+++ Supplied data +++
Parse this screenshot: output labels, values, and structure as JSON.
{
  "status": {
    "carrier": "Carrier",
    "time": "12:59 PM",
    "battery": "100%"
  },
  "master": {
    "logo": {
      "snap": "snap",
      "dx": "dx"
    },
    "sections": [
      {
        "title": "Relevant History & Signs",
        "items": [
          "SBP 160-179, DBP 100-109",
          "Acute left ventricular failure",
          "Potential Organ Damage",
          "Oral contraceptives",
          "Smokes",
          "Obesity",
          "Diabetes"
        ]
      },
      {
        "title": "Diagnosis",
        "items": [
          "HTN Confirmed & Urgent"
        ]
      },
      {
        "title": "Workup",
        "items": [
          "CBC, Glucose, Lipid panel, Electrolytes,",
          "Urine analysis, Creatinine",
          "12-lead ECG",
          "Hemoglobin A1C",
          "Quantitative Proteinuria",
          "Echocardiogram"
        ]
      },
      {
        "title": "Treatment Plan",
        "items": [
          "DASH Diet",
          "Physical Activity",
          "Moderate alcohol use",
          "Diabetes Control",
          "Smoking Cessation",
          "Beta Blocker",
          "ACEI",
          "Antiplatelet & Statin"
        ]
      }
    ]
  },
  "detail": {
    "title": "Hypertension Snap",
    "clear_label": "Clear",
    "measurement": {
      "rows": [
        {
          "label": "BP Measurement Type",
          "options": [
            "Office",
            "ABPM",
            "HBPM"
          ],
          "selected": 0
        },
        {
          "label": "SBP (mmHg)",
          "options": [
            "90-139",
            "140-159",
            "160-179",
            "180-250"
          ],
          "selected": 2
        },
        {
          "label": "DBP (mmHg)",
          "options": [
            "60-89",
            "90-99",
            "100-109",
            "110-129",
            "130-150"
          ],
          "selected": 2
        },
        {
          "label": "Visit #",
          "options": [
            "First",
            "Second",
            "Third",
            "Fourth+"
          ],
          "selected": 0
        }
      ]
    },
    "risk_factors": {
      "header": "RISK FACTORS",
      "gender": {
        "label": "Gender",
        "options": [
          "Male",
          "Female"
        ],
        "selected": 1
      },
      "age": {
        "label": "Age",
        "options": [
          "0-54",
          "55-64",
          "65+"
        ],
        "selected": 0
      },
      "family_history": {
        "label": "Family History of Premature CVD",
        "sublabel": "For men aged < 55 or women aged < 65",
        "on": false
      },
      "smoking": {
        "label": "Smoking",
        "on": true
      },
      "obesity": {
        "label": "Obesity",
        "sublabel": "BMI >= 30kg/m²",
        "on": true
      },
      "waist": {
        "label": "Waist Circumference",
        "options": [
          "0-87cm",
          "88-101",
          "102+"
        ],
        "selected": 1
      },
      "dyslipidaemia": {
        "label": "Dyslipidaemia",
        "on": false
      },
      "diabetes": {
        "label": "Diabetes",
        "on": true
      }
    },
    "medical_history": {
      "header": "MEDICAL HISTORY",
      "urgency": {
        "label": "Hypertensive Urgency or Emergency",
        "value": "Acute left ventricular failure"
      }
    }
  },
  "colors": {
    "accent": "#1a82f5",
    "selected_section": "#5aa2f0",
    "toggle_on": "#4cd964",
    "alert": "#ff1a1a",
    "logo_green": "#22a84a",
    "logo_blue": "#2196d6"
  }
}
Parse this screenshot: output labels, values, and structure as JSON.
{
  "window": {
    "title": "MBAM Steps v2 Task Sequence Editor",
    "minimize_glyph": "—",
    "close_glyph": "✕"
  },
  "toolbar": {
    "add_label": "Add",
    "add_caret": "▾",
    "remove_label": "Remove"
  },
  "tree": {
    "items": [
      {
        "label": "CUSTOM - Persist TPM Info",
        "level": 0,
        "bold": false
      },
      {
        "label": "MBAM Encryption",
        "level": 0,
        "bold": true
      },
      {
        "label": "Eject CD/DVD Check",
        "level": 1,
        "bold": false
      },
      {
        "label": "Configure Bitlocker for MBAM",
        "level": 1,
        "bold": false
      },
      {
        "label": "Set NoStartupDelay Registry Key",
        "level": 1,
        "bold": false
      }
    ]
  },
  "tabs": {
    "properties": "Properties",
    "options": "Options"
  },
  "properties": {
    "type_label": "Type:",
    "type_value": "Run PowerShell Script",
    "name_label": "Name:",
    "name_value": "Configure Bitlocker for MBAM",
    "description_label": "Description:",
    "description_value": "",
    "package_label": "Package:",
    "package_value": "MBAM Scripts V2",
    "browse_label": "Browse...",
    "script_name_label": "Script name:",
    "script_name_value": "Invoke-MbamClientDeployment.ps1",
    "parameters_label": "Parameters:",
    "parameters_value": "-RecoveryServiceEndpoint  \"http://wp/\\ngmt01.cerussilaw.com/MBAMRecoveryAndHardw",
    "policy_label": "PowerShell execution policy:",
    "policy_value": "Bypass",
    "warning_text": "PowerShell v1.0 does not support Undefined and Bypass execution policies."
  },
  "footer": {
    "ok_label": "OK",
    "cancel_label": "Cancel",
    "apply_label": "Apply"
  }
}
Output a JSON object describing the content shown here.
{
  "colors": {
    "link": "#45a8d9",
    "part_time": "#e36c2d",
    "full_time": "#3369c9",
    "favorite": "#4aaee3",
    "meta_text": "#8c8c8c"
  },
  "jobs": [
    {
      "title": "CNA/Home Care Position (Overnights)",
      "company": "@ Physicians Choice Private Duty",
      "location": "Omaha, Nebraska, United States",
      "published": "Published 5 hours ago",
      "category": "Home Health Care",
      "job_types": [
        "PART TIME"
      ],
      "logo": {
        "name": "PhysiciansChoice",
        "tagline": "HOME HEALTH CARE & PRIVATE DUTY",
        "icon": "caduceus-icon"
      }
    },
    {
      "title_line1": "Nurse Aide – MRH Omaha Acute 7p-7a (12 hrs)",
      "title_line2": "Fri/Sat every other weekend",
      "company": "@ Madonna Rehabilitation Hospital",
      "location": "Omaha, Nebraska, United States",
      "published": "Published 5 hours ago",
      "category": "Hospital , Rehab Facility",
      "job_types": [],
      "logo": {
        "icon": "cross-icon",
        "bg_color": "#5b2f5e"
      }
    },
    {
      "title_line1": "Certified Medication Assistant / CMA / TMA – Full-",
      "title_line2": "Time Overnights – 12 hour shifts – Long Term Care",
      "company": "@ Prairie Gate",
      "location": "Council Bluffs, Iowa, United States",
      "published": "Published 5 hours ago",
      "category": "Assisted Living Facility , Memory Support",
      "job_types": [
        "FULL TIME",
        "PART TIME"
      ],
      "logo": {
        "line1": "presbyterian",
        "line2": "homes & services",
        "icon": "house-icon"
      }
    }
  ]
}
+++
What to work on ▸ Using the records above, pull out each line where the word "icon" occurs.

Result ▸
        "icon": "caduceus-icon"
        "icon": "cross-icon",
        "icon": "house-icon"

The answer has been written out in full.